The government aims to reduce the share of adults aged 25 to 64 without professional or vocational education from 28.5% in 2016 to less than 25% by 2020, and to increase their participation in lifelong learning. An obstacle for achieving this goal is low motivation and lack of key competences.
At an international conference organised by Italy’s Regione Umbria on 10 May in Brussels, Cedefop Director James Calleja said that ‘recognition, reputation and employability are the key indicators of quality in adult education and learning.’
Cedefop’s Policy Learning Forum (PLF) on apprenticeships is linked to the Thematic Country Reviews on Apprenticeships (TCRs) and will be held on 7 and 8 September in Thessaloniki.
A new online toolkit for tackling early leaving from education and training was launched at Cedefop's policy learning forum on vocational education and training (VET) as a solution to leaving education early (16-17/5) in Thessaloniki.
A community of practitioners to promote quality in vocational education and training (VET) delivery has been set up by Cedefop in close cooperation with the European associations of VET providers active in the cooperative network Vet4EU2.
Cedefop’s policy learning forum, on 16 and 17 May in Thessaloniki, will focus on the contribution that vocational education and training (VET) can make to reducing early leaving from education and training (ELET).
60% of the people that have participated in Vocational Education and Training (VET) got a long-term job within a month of finishing their studies.

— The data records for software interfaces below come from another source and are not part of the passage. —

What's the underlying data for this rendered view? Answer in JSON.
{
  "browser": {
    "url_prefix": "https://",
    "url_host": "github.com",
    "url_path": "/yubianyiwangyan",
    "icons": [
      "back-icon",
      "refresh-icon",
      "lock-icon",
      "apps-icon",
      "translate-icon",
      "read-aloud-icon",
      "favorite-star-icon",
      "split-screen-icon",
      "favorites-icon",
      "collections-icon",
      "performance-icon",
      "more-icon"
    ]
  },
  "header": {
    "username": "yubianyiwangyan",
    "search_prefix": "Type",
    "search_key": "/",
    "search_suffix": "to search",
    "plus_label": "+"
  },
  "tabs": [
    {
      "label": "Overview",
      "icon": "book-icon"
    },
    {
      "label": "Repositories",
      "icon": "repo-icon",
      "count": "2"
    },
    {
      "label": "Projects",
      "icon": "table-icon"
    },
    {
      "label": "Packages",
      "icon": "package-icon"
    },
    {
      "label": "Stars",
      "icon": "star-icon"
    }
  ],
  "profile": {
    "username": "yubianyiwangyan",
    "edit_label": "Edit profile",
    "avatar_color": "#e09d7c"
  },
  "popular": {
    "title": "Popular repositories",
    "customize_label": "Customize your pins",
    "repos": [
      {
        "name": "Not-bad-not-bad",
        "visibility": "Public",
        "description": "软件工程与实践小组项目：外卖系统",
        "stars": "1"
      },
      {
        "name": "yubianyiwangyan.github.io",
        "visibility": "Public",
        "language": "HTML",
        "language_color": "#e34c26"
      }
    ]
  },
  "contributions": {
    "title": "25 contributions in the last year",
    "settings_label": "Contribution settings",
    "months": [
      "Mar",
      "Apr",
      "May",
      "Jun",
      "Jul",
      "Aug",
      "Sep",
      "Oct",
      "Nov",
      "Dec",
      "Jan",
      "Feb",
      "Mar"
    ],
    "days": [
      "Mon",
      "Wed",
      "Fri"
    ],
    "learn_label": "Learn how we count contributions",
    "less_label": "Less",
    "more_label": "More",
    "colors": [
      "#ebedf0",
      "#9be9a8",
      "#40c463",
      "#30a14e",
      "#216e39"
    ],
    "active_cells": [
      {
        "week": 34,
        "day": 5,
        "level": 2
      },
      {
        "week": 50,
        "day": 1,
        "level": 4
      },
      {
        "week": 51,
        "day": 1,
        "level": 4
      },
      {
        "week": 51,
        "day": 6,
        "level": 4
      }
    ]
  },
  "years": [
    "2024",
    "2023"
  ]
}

Almost nine out of ten graduates (87%) who have gone through vocational education and training (VET) are happy with the work-related skills they have acquired, while only 62% of general education graduates report being satisfied with their acquired job related skills.
Preliminary observations from Cedefop’s ReferNet network reports show that most EU Member States have in place measures promoting key competences in upper secondary vocational education and training (VET).
A new Cedefop study, published in two volumes, examines the contribution that vocational education and training (VET) can make to reducing early leaving from education and training (ELET).